Lorent Saleh, a human rights activist and winner of the 2017 Sakharov Prize issued by the European Parliament for freedom of thought, told Al Jazeera that conditions are brutal.
“Those who are in Venezuela do not live,” Saleh said. “Some survive, others try to flee in time.”
Like Ledezma, Saleh also lives in Madrid. He was exiled by Maduro’s government – deported from his own country – after being held without trial for more than four years.
Saleh says that Russia, Cuba and China have helped Maduro’s regime create the perfect recipe for a humanitarian crisis and that food shortages are now frequent.
Negotiations between Maduro’s regime and the opposition – based in Barbados – are stalled.
People unable to escape the country are increasingly dependent on remittances from abroad, and even those with some funds often cannot find bread, milk and eggs in any one of the country’s shops.
Some are left to barter on the streets or by setting up trades on the free WhatsApp messaging platform.
Venezuela’s currency, the bolivar, is almost out of paper circulation. Wire transfers between accounts abroad or transactions on payment networks like Zelle or PayPal have replaced notes and coins.
“Remittances are increasingly representing a source of livelihood for Venezuelan families,” said Armando Armas, a member of the National Assembly for the state of Anzoategui.
“Many Venezuelans decide to emigrate and send remittances to their families in Venezuela,” he added. “The economy in Venezuela is a dollarised one.”
With bolivars scarce and bartering impractical, some Venezuelans opt for any available sustenance. Many have resorted to eating pet food, said Vanessa Vallejo, a political analyst taking the pulse of the region.
“There are Venezuelans cooking with firewood in the streets,” she told Al Jazeera.
“Some people eat dog food, others even eat stray dogs, or look for food in the trash. People are dying of hunger and diseases that in any other country except Venezuela can be easily cured, because there are no basic medicines,” Vallejo said.
Estimates of the number of displaced people from Venezuela vary between three and five million.
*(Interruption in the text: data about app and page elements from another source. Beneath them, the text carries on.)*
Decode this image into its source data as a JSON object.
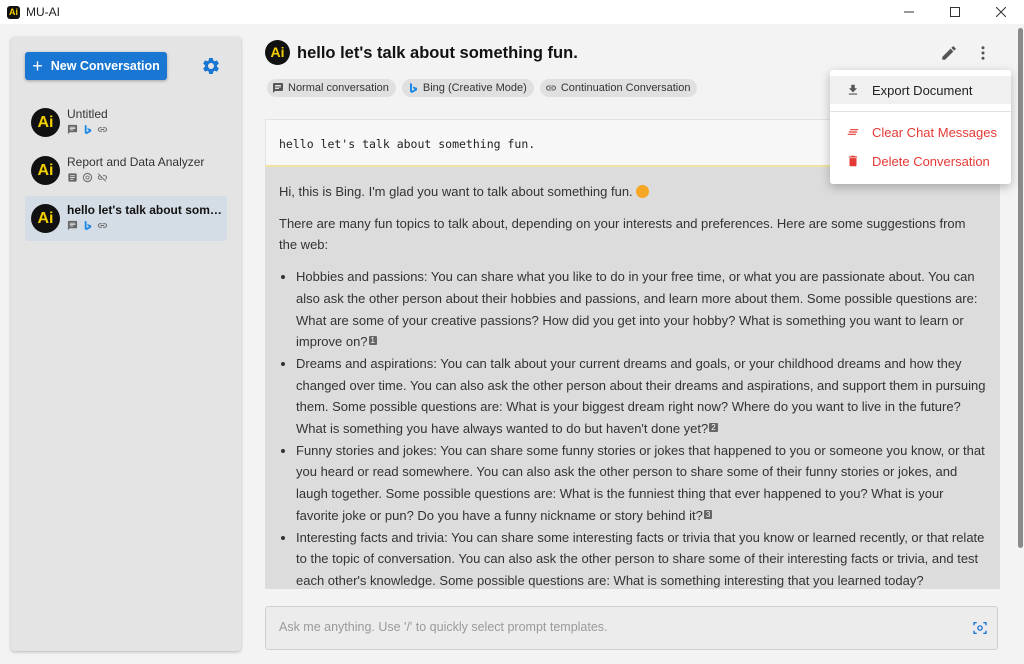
{
  "window": {
    "title": "MU-AI",
    "logo_text": "Ai",
    "controls": [
      "minimize",
      "maximize",
      "close"
    ]
  },
  "sidebar": {
    "new_button_label": "New Conversation",
    "conversations": [
      {
        "title": "Untitled",
        "avatar": "Ai",
        "icons": [
          "chat-icon",
          "bing-icon",
          "link-icon"
        ],
        "active": false
      },
      {
        "title": "Report and Data Analyzer",
        "avatar": "Ai",
        "icons": [
          "document-icon",
          "openai-icon",
          "link-off-icon"
        ],
        "active": false
      },
      {
        "title": "hello let's talk about something fun.",
        "avatar": "Ai",
        "icons": [
          "chat-icon",
          "bing-icon",
          "link-icon"
        ],
        "active": true
      }
    ]
  },
  "header": {
    "avatar": "Ai",
    "title": "hello let's talk about something fun.",
    "chips": [
      {
        "icon": "chat-icon",
        "label": "Normal conversation"
      },
      {
        "icon": "bing-icon",
        "label": "Bing (Creative Mode)"
      },
      {
        "icon": "link-icon",
        "label": "Continuation Conversation"
      }
    ]
  },
  "menu": {
    "export": "Export Document",
    "clear": "Clear Chat Messages",
    "delete": "Delete Conversation",
    "danger_color": "#e53935"
  },
  "chat": {
    "user_message": "hello let's talk about something fun.",
    "bot_intro": "Hi, this is Bing. I'm glad you want to talk about something fun.",
    "bot_para": "There are many fun topics to talk about, depending on your interests and preferences. Here are some suggestions from the web:",
    "bullets": [
      {
        "text": "Hobbies and passions: You can share what you like to do in your free time, or what you are passionate about. You can also ask the other person about their hobbies and passions, and learn more about them. Some possible questions are: What are some of your creative passions? How did you get into your hobby? What is something you want to learn or improve on?",
        "cite": "1"
      },
      {
        "text": "Dreams and aspirations: You can talk about your current dreams and goals, or your childhood dreams and how they changed over time. You can also ask the other person about their dreams and aspirations, and support them in pursuing them. Some possible questions are: What is your biggest dream right now? Where do you want to live in the future? What is something you have always wanted to do but haven't done yet?",
        "cite": "2"
      },
      {
        "text": "Funny stories and jokes: You can share some funny stories or jokes that happened to you or someone you know, or that you heard or read somewhere. You can also ask the other person to share some of their funny stories or jokes, and laugh together. Some possible questions are: What is the funniest thing that ever happened to you? What is your favorite joke or pun? Do you have a funny nickname or story behind it?",
        "cite": "3"
      },
      {
        "text": "Interesting facts and trivia: You can share some interesting facts or trivia that you know or learned recently, or that relate to the topic of conversation. You can also ask the other person to share some of their interesting facts or trivia, and test each other's knowledge. Some possible questions are: What is something interesting that you learned today?",
        "cite": ""
      }
    ]
  },
  "input": {
    "placeholder": "Ask me anything. Use '/' to quickly select prompt templates.",
    "value": ""
  },
  "colors": {
    "accent": "#1976d2",
    "logo_bg": "#111111",
    "logo_fg": "#f5d000"
  }
}
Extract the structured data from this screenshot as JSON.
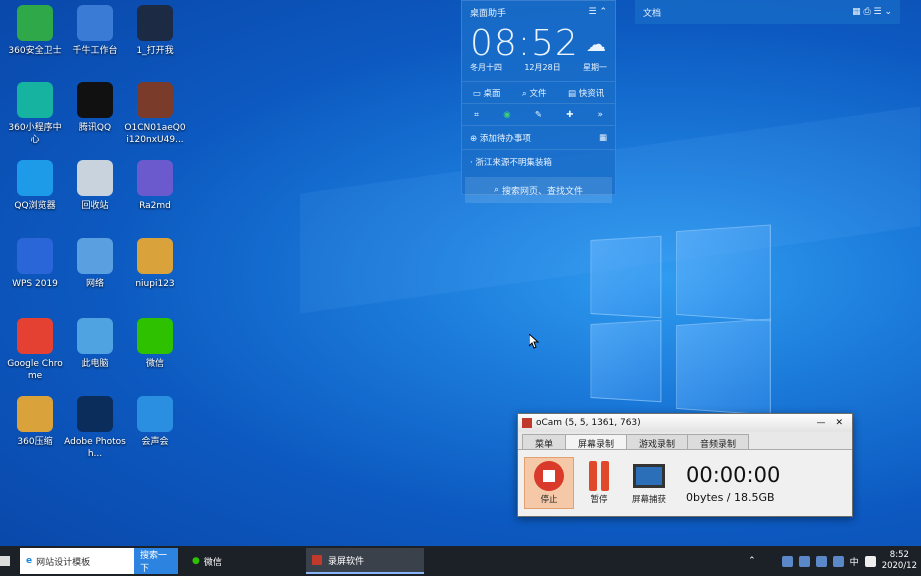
{
  "desktop_icons": [
    {
      "label": "360安全卫士",
      "icon": "360-safe-icon",
      "color": "#2fa84a"
    },
    {
      "label": "千牛工作台",
      "icon": "qianniu-icon",
      "color": "#3a7bd5"
    },
    {
      "label": "1_打开我",
      "icon": "chart-app-icon",
      "color": "#1d2a44"
    },
    {
      "label": "360小程序中心",
      "icon": "360-miniapp-icon",
      "color": "#16b3a0"
    },
    {
      "label": "腾讯QQ",
      "icon": "qq-icon",
      "color": "#111111"
    },
    {
      "label": "O1CN01aeQ0i120nxU49...",
      "icon": "photo-thumbnail-icon",
      "color": "#7a3b2a"
    },
    {
      "label": "QQ浏览器",
      "icon": "qq-browser-icon",
      "color": "#1e9be8"
    },
    {
      "label": "回收站",
      "icon": "recycle-bin-icon",
      "color": "#c8d3de"
    },
    {
      "label": "Ra2md",
      "icon": "ra2-icon",
      "color": "#6a5acd"
    },
    {
      "label": "WPS 2019",
      "icon": "wps-icon",
      "color": "#2b66d9"
    },
    {
      "label": "网络",
      "icon": "network-icon",
      "color": "#5aa0e0"
    },
    {
      "label": "niupi123",
      "icon": "archive-icon",
      "color": "#d9a23a"
    },
    {
      "label": "Google Chrome",
      "icon": "chrome-icon",
      "color": "#e44133"
    },
    {
      "label": "此电脑",
      "icon": "this-pc-icon",
      "color": "#4fa3e0"
    },
    {
      "label": "微信",
      "icon": "wechat-icon",
      "color": "#2dc100"
    },
    {
      "label": "360压缩",
      "icon": "360-zip-icon",
      "color": "#d9a23a"
    },
    {
      "label": "Adobe Photosh...",
      "icon": "photoshop-icon",
      "color": "#0b2d5b"
    },
    {
      "label": "会声会",
      "icon": "video-editor-icon",
      "color": "#2a8fe0"
    }
  ],
  "widget": {
    "title": "桌面助手",
    "hour": "08",
    "minute": "52",
    "lunar": "冬月十四",
    "date": "12月28日",
    "weekday": "星期一",
    "links": [
      "桌面",
      "文件",
      "快资讯"
    ],
    "todo": "添加待办事项",
    "news": "浙江来源不明集装箱",
    "search": "搜索网页、查找文件"
  },
  "docs": {
    "title": "文档"
  },
  "ocam": {
    "title": "oCam (5, 5, 1361, 763)",
    "tabs": [
      "菜单",
      "屏幕录制",
      "游戏录制",
      "音频录制"
    ],
    "stop": "停止",
    "pause": "暂停",
    "capture": "屏幕捕获",
    "time": "00:00:00",
    "size": "0bytes / 18.5GB"
  },
  "taskbar": {
    "search_text": "网站设计模板",
    "search_button": "搜索一下",
    "wechat": "微信",
    "recorder": "录屏软件",
    "ime": "中",
    "time": "8:52",
    "date": "2020/12"
  }
}
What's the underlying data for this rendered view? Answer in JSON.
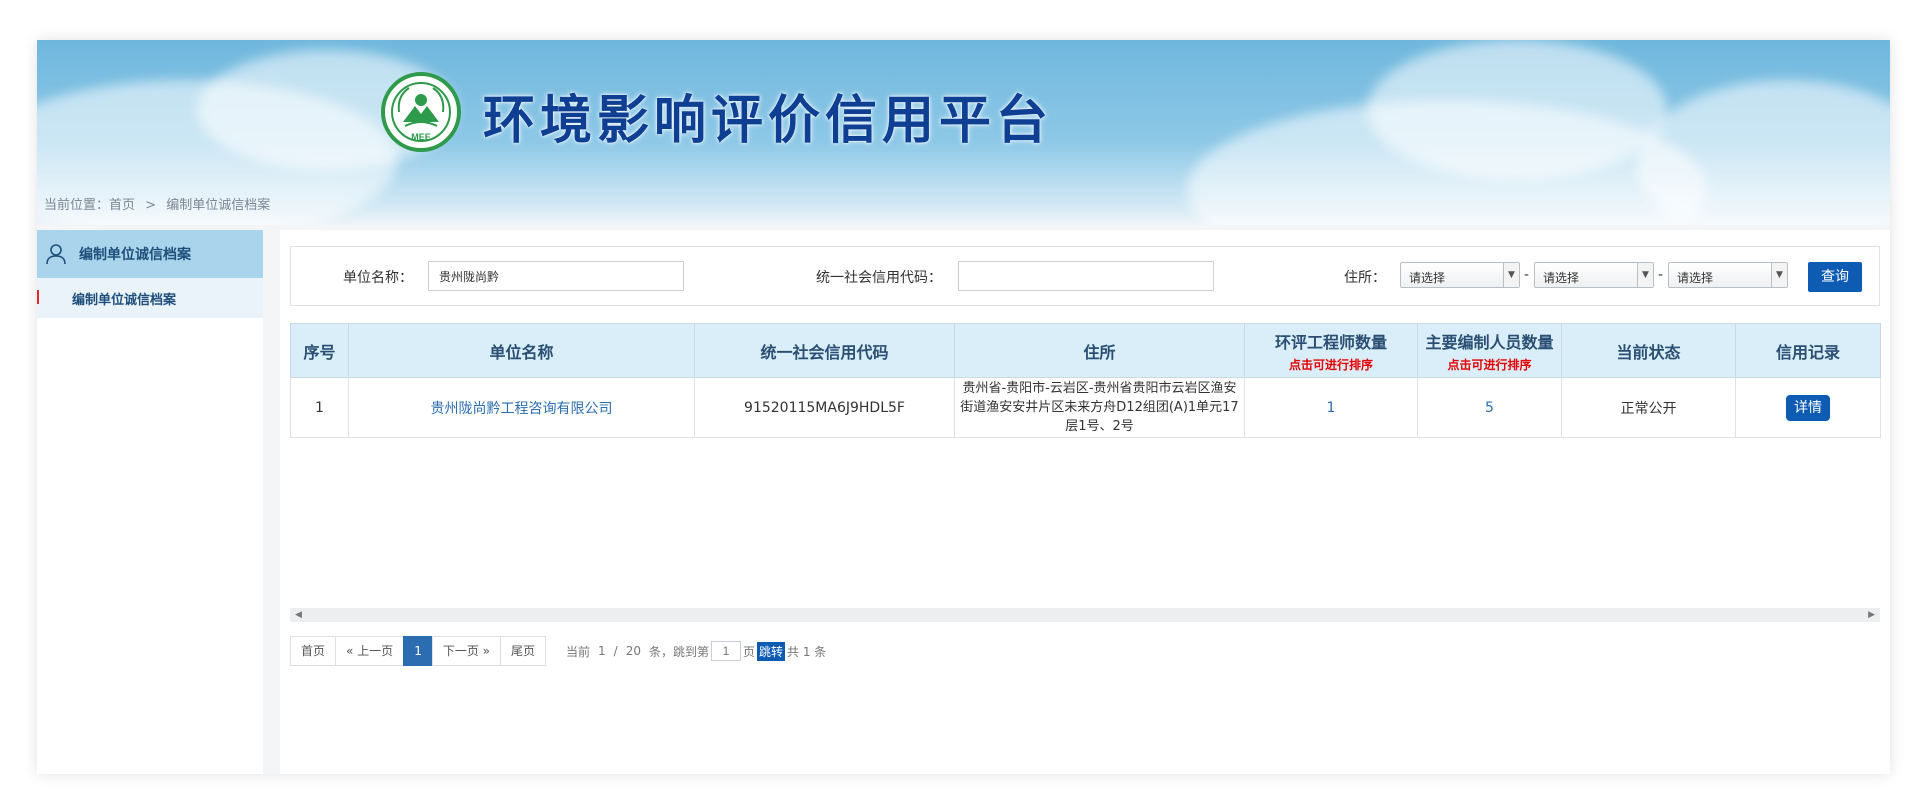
{
  "banner": {
    "title": "环境影响评价信用平台",
    "logo_text": "MEE"
  },
  "breadcrumb": {
    "prefix": "当前位置：",
    "home": "首页",
    "separator": ">",
    "current": "编制单位诚信档案"
  },
  "sidebar": {
    "header": "编制单位诚信档案",
    "items": [
      {
        "label": "编制单位诚信档案"
      }
    ]
  },
  "filter": {
    "unit_name_label": "单位名称：",
    "unit_name_value": "贵州陇尚黔",
    "credit_code_label": "统一社会信用代码：",
    "credit_code_value": "",
    "address_label": "住所：",
    "province": "请选择",
    "city": "请选择",
    "district": "请选择",
    "dash": "-",
    "query_label": "查询"
  },
  "table": {
    "headers": {
      "index": "序号",
      "name": "单位名称",
      "credit_code": "统一社会信用代码",
      "address": "住所",
      "engineers": "环评工程师数量",
      "engineers_hint": "点击可进行排序",
      "staff": "主要编制人员数量",
      "staff_hint": "点击可进行排序",
      "status": "当前状态",
      "record": "信用记录"
    },
    "rows": [
      {
        "index": "1",
        "name": "贵州陇尚黔工程咨询有限公司",
        "credit_code": "91520115MA6J9HDL5F",
        "address": "贵州省-贵阳市-云岩区-贵州省贵阳市云岩区渔安街道渔安安井片区未来方舟D12组团(A)1单元17层1号、2号",
        "engineers": "1",
        "staff": "5",
        "status": "正常公开",
        "action": "详情"
      }
    ]
  },
  "pagination": {
    "first": "首页",
    "prev": "« 上一页",
    "current_page": "1",
    "next": "下一页 »",
    "last": "尾页",
    "current_label": "当前",
    "page_value": "1",
    "slash": "/",
    "per_page": "20",
    "per_page_suffix": "条，跳到第",
    "jump_value": "1",
    "page_suffix": "页",
    "jump_label": "跳转",
    "total_label": "共 1 条"
  },
  "colors": {
    "primary": "#0e5bb4",
    "link": "#2c6cb0",
    "title": "#0f3f93",
    "header_bg": "#d9eef9",
    "sort_hint": "#e60000",
    "logo_green": "#2e9a4b"
  }
}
But that number looks set to rise in the future, as hunger pains grow from Caracas near the sea to the rural hinterlands.